The trust is a non-governmental body, formed in 2006 to aid economic development on north and central Vancouver Island with the help of $50-million in funding.
On Friday, the B.C. government announced it was contributing an additional $10 million to the fund after it had depleted over the years to around $3 million.
Mayor Aaron Stone sits is on the ICET board of directors as well as its Central South Island Regional Advisory Committee and said the additional funds is a “huge boost.”
“That gives us horizon well into the next term for municipal governments if not further,” he said.
“If we proved enough in that first 10 years to garner another $10-million dollars in investment, hopefully future governments will see that as a good economic development model.”
The maximum awarded now for infrastructure projects is $400,000 with any remaining funding coming from alternate sources, such as private investment.
Locally, the Ladysmith Maritime Society received $543,750 in ICET funding in 2012 to help construct a new visitor reception and recreation area. It also received $21,573 to complement the project by extending the dock by an additional 150 feet.
The resulting impact has meant hundreds of thousands of dollars in economic spin-off.
“If you look at the visitors centre and the Ladysmith Maritime Society’s numbers from before that was built and since all those dock improvements, just a huge benefit to the community,” Stone said.
More recently this month, Economic Development Cowichan announced it was receiving ICET support to develop a comprehensive tech strategy for the region to help establish competitive advantages of the valley.
Economic Development’s manager Amy Melmock said working collaboratively will show where there is room for growth.
“With a strong fibre optic network in place and designers, software developers, game creators and digital animators already gaining a foothold here, this study couldn’t be more timely,” said Melmock.
“Mapping existing tech companies and defining the types of new companies that are likely to evolve here are the first steps in the process.”
The new funding provided to ICET will go into its economic infrastructure program.

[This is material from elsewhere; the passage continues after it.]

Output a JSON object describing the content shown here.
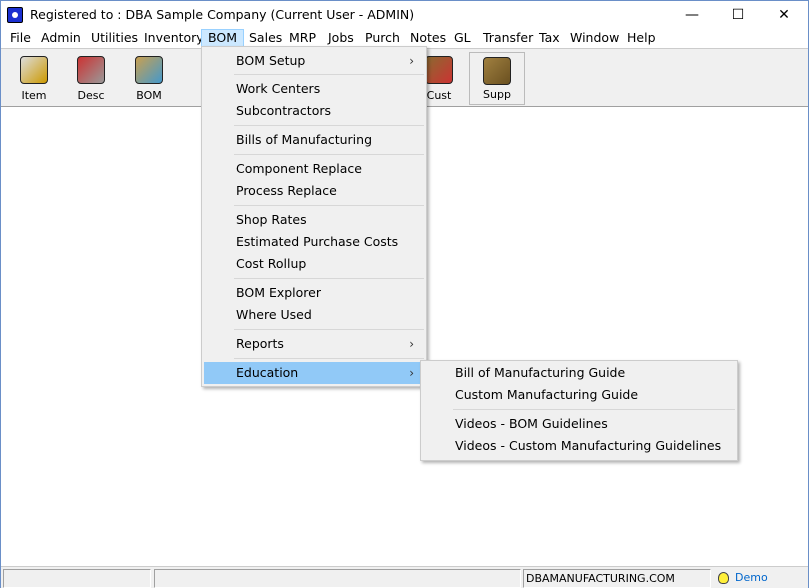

Line Robert, ICET CEO, said the program is focused on infrastructure that is incremental to the economy.
“Our focus is to be supporting growth sectors in the economy and emerging sectors of the economy,” he said.
“This additional $10 million is going to give us the opportunity to have a runway to plan forward and to be able to gauge now, in this next phase, where do we concentrate our energy in the region, what is it that the region needs in the next phase?”
Robert estimates future investment will be in technology, agrifoods and sectors that align with B.C.’s jobs plan.
In the past, other local projects supported by ICET have included the Cowichan Farm Incubator, Salish Sea Marine Trail and Cowichan Valley Trail Initiative and Chemainus Town Centre Waterwheel Square.
Stone said a key component of ICET is the partnerships that community leaders form being at the table together on funding decisions which “goes beyond the metrics you can actually measure but might be just as valuable as the dollars themselves.”
“I think it’s changed the siloing that happens where municipalities and regional areas are sort of fighting for investment dollars and started getting us thinking about regional collaboration and cooperation,” he said.
“Something here benefits all of Cowichan and south Nanaimo. The benefits in the Nanaimo airport have benefitted Ladysmith quite a bit.”
Last week’s funding announcement, was held in advance of the B.C. Liberal’s budget presentation and took place at the Nanaimo Port Authority’s welcome centre – build in part by ICET funding.
– With files from Karl Yu